::: WORKING DATA

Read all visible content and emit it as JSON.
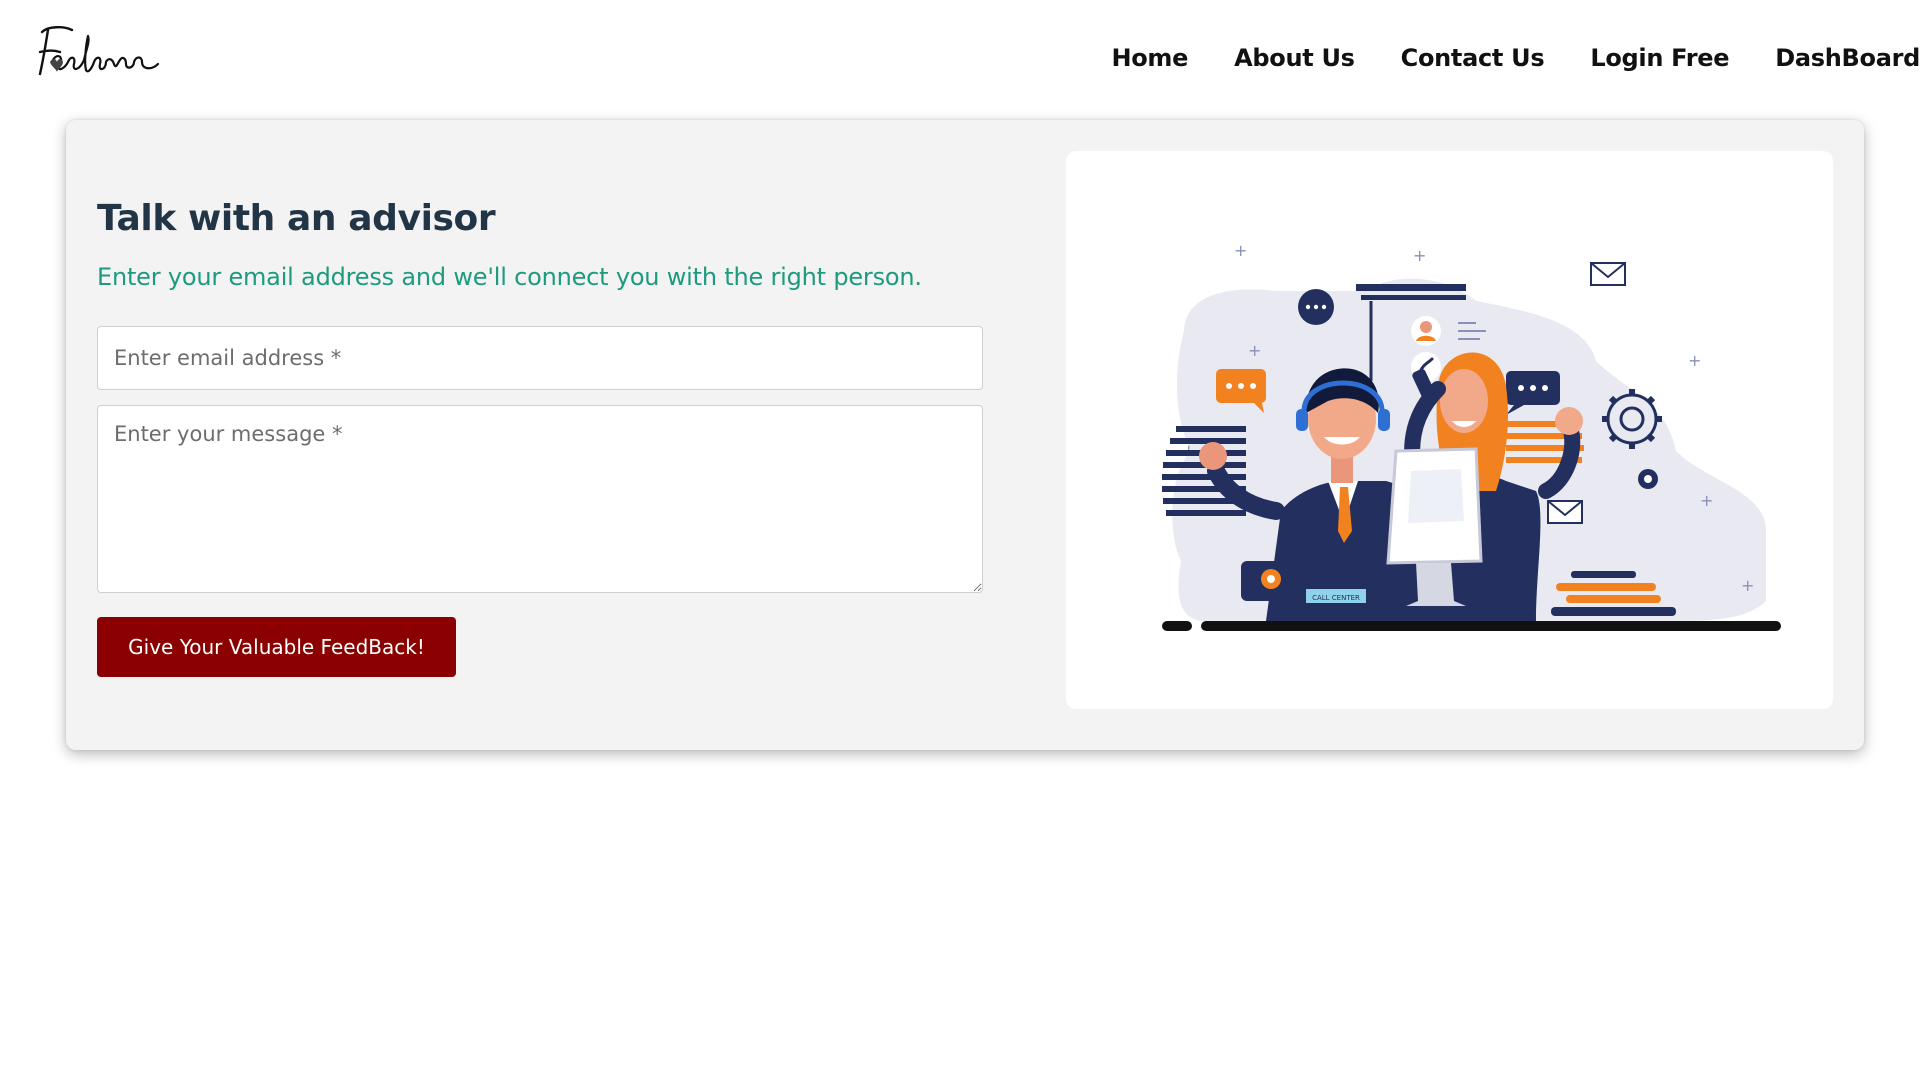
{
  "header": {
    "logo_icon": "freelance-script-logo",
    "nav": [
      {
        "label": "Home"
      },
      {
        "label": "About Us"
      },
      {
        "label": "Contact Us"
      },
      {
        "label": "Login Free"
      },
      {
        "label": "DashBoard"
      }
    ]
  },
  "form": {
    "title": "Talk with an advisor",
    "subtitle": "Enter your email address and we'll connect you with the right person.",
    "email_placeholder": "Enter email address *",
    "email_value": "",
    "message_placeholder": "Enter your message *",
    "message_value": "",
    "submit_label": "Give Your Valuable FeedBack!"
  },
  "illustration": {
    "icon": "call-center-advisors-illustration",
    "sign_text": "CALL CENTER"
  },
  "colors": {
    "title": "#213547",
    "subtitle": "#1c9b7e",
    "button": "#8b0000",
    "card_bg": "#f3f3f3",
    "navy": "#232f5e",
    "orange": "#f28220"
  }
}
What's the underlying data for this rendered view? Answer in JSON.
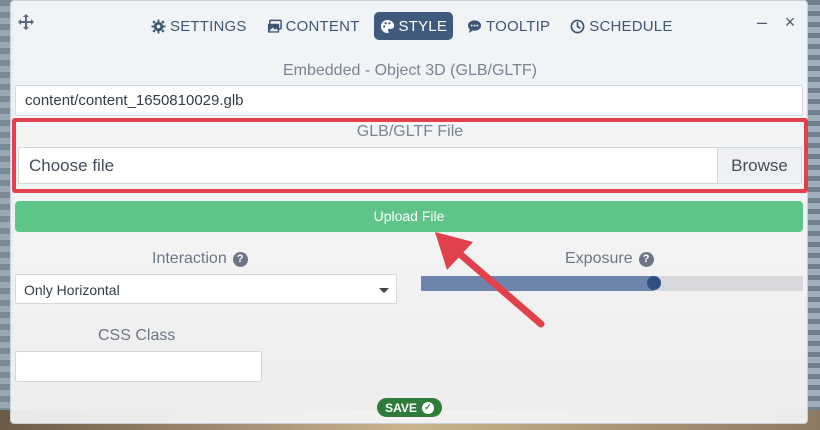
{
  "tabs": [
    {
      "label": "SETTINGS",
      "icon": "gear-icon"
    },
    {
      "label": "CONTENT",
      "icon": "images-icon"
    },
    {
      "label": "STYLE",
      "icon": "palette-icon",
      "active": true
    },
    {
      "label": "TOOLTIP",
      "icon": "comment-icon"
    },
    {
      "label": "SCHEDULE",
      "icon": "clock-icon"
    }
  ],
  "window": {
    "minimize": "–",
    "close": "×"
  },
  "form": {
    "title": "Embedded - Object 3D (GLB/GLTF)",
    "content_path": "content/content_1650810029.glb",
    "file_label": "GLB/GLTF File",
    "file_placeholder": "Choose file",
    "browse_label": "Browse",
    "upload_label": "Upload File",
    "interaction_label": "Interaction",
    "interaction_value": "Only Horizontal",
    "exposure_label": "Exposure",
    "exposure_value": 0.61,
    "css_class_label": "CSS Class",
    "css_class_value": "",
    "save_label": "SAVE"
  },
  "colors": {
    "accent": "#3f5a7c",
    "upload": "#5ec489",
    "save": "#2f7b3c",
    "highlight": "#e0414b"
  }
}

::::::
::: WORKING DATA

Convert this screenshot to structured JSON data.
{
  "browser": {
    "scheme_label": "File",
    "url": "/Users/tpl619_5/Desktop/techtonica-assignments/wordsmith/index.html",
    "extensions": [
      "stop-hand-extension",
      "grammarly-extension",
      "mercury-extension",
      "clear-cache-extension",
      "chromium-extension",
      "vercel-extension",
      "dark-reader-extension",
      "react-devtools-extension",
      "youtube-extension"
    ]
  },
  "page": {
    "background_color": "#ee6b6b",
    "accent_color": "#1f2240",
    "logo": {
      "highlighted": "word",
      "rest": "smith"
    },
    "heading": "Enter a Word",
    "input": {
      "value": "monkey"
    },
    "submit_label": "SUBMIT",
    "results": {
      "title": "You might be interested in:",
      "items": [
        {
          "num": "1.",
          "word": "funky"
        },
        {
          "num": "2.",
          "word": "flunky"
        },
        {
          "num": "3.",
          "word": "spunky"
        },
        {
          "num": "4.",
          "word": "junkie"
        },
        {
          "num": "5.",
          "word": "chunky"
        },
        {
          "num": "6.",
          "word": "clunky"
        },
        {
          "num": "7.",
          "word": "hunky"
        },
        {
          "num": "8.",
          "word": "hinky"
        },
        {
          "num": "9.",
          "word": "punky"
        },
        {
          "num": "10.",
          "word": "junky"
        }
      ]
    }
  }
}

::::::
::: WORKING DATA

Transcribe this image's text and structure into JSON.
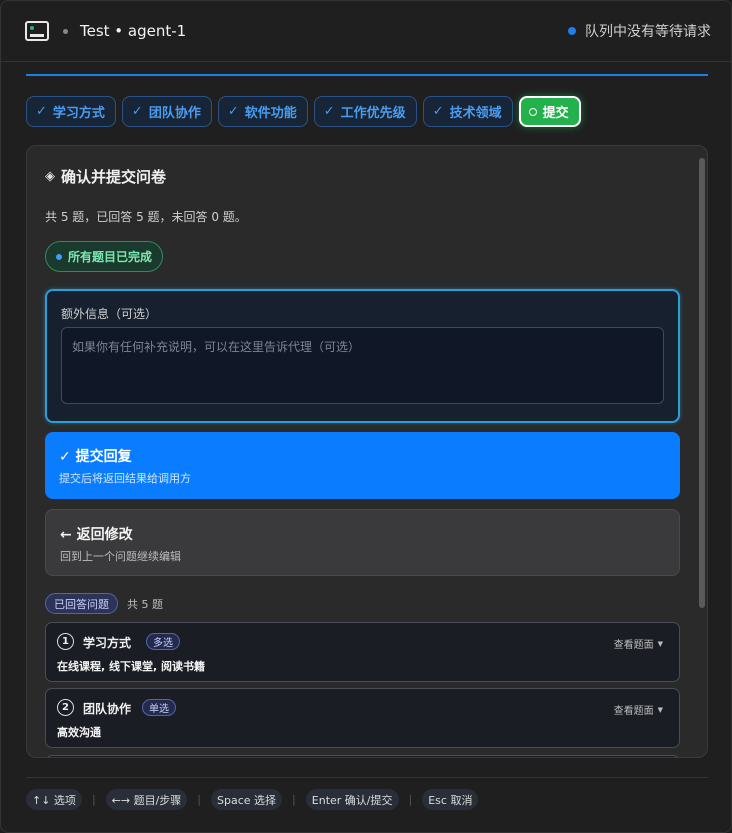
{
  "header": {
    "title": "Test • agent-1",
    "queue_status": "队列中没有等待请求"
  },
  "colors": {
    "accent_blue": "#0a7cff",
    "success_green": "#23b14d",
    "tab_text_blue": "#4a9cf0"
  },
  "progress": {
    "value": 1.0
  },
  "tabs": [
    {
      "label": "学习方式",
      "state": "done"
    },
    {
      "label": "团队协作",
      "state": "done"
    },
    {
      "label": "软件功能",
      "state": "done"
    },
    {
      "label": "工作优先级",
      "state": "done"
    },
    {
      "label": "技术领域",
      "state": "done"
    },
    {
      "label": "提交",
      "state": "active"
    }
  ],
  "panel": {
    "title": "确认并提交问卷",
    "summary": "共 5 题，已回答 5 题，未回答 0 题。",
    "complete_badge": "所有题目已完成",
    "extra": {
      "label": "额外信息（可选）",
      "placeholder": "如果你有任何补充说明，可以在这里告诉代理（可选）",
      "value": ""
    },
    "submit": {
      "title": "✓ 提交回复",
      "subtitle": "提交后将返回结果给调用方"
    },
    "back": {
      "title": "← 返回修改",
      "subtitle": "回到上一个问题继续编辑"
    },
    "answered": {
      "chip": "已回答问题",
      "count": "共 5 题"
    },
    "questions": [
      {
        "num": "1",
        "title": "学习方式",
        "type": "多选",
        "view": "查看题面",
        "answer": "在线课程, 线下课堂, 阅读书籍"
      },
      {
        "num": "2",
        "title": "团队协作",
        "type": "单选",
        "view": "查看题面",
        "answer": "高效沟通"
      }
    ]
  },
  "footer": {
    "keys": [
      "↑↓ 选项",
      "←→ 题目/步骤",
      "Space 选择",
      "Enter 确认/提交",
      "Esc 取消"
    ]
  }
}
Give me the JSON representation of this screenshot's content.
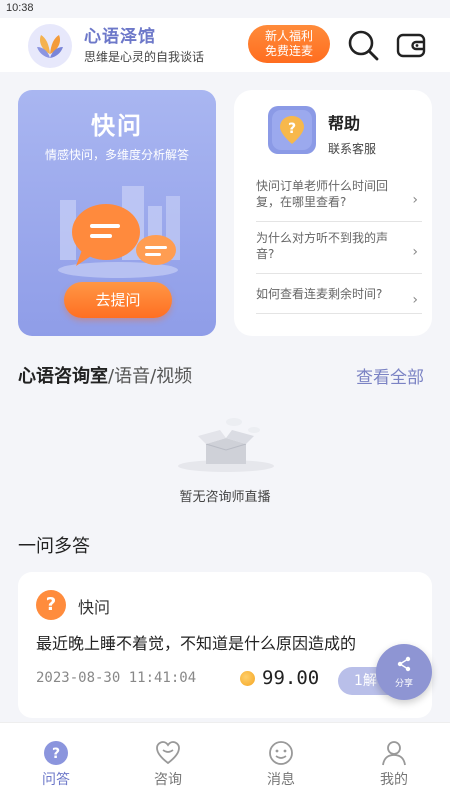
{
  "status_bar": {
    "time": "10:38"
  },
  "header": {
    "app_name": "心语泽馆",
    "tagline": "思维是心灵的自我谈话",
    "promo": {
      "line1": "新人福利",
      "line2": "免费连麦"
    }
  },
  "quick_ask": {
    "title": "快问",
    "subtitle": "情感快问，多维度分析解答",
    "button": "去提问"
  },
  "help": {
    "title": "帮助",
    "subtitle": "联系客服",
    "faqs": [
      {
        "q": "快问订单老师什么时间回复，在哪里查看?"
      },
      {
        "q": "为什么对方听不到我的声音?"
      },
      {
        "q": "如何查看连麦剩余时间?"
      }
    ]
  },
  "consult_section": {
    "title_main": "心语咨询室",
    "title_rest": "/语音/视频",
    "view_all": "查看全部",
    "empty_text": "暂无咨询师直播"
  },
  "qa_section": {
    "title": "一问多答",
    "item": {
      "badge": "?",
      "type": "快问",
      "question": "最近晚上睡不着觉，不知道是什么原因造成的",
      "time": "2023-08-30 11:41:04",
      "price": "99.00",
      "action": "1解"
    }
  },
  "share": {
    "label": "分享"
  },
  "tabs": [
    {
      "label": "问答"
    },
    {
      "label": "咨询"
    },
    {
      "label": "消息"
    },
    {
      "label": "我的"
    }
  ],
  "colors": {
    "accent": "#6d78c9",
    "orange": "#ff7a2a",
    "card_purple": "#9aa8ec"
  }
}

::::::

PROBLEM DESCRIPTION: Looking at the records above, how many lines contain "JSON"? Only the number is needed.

PROBLEM SOLUTION: 5